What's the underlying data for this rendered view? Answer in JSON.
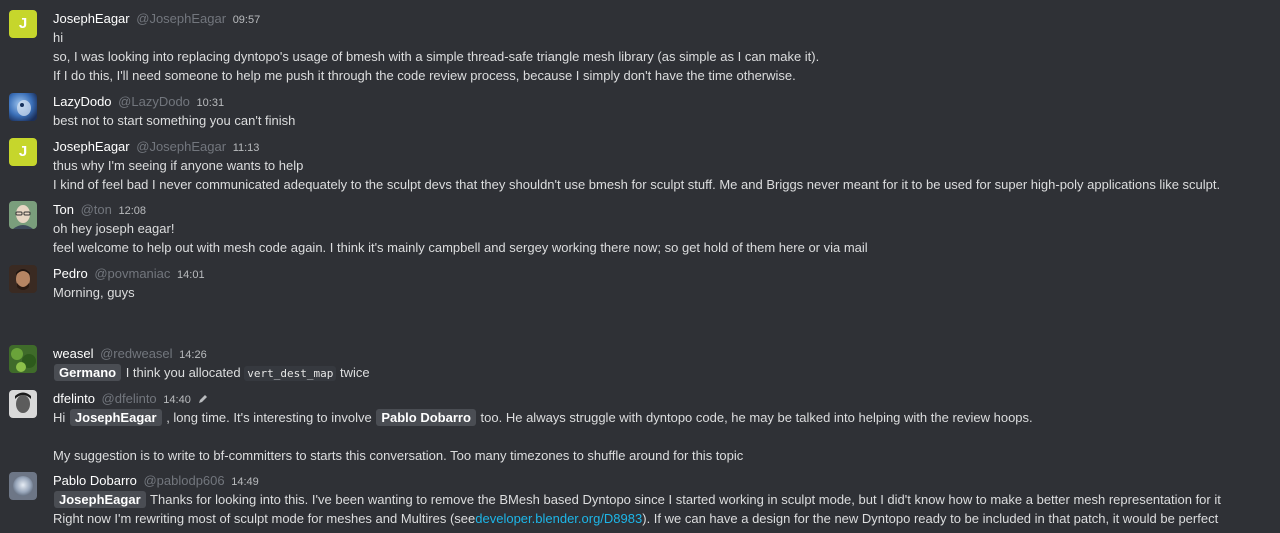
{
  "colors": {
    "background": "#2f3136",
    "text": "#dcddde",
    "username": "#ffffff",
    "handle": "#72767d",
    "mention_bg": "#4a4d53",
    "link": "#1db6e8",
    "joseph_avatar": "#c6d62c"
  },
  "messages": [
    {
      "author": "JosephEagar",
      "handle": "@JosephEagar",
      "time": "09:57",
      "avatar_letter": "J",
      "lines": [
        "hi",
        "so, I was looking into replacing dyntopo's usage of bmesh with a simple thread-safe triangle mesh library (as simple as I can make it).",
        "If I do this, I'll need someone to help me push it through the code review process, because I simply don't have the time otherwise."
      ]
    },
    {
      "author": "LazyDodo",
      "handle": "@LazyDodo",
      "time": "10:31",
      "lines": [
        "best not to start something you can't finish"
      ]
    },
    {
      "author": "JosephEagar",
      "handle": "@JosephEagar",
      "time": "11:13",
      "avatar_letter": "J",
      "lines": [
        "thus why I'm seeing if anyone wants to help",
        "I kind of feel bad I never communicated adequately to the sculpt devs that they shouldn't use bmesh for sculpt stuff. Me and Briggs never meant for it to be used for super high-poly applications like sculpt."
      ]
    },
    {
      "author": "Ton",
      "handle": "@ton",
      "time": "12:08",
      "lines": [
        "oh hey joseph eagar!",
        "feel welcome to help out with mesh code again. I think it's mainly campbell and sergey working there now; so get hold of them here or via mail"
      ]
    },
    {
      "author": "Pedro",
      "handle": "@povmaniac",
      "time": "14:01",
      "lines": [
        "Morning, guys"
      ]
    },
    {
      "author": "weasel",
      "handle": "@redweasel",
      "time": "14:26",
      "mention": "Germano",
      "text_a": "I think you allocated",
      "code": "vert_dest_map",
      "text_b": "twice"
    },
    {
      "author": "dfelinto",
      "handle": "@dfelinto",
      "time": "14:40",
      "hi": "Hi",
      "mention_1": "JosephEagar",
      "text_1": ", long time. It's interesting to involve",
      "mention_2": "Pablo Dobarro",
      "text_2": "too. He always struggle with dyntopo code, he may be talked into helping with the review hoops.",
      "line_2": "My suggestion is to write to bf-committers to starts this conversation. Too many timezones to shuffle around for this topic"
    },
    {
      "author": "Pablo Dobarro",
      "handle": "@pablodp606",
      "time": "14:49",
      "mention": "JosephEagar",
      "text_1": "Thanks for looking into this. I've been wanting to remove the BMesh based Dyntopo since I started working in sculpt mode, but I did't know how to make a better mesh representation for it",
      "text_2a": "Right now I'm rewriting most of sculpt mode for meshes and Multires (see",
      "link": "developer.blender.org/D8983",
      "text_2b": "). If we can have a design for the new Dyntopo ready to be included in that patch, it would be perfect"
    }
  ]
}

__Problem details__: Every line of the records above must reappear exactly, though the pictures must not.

__Answer space__:
What's the underlying data for this rendered view? Answer in JSON.
{
  "colors": {
    "background": "#2f3136",
    "text": "#dcddde",
    "username": "#ffffff",
    "handle": "#72767d",
    "mention_bg": "#4a4d53",
    "link": "#1db6e8",
    "joseph_avatar": "#c6d62c"
  },
  "messages": [
    {
      "author": "JosephEagar",
      "handle": "@JosephEagar",
      "time": "09:57",
      "avatar_letter": "J",
      "lines": [
        "hi",
        "so, I was looking into replacing dyntopo's usage of bmesh with a simple thread-safe triangle mesh library (as simple as I can make it).",
        "If I do this, I'll need someone to help me push it through the code review process, because I simply don't have the time otherwise."
      ]
    },
    {
      "author": "LazyDodo",
      "handle": "@LazyDodo",
      "time": "10:31",
      "lines": [
        "best not to start something you can't finish"
      ]
    },
    {
      "author": "JosephEagar",
      "handle": "@JosephEagar",
      "time": "11:13",
      "avatar_letter": "J",
      "lines": [
        "thus why I'm seeing if anyone wants to help",
        "I kind of feel bad I never communicated adequately to the sculpt devs that they shouldn't use bmesh for sculpt stuff. Me and Briggs never meant for it to be used for super high-poly applications like sculpt."
      ]
    },
    {
      "author": "Ton",
      "handle": "@ton",
      "time": "12:08",
      "lines": [
        "oh hey joseph eagar!",
        "feel welcome to help out with mesh code again. I think it's mainly campbell and sergey working there now; so get hold of them here or via mail"
      ]
    },
    {
      "author": "Pedro",
      "handle": "@povmaniac",
      "time": "14:01",
      "lines": [
        "Morning, guys"
      ]
    },
    {
      "author": "weasel",
      "handle": "@redweasel",
      "time": "14:26",
      "mention": "Germano",
      "text_a": "I think you allocated",
      "code": "vert_dest_map",
      "text_b": "twice"
    },
    {
      "author": "dfelinto",
      "handle": "@dfelinto",
      "time": "14:40",
      "hi": "Hi",
      "mention_1": "JosephEagar",
      "text_1": ", long time. It's interesting to involve",
      "mention_2": "Pablo Dobarro",
      "text_2": "too. He always struggle with dyntopo code, he may be talked into helping with the review hoops.",
      "line_2": "My suggestion is to write to bf-committers to starts this conversation. Too many timezones to shuffle around for this topic"
    },
    {
      "author": "Pablo Dobarro",
      "handle": "@pablodp606",
      "time": "14:49",
      "mention": "JosephEagar",
      "text_1": "Thanks for looking into this. I've been wanting to remove the BMesh based Dyntopo since I started working in sculpt mode, but I did't know how to make a better mesh representation for it",
      "text_2a": "Right now I'm rewriting most of sculpt mode for meshes and Multires (see",
      "link": "developer.blender.org/D8983",
      "text_2b": "). If we can have a design for the new Dyntopo ready to be included in that patch, it would be perfect"
    }
  ]
}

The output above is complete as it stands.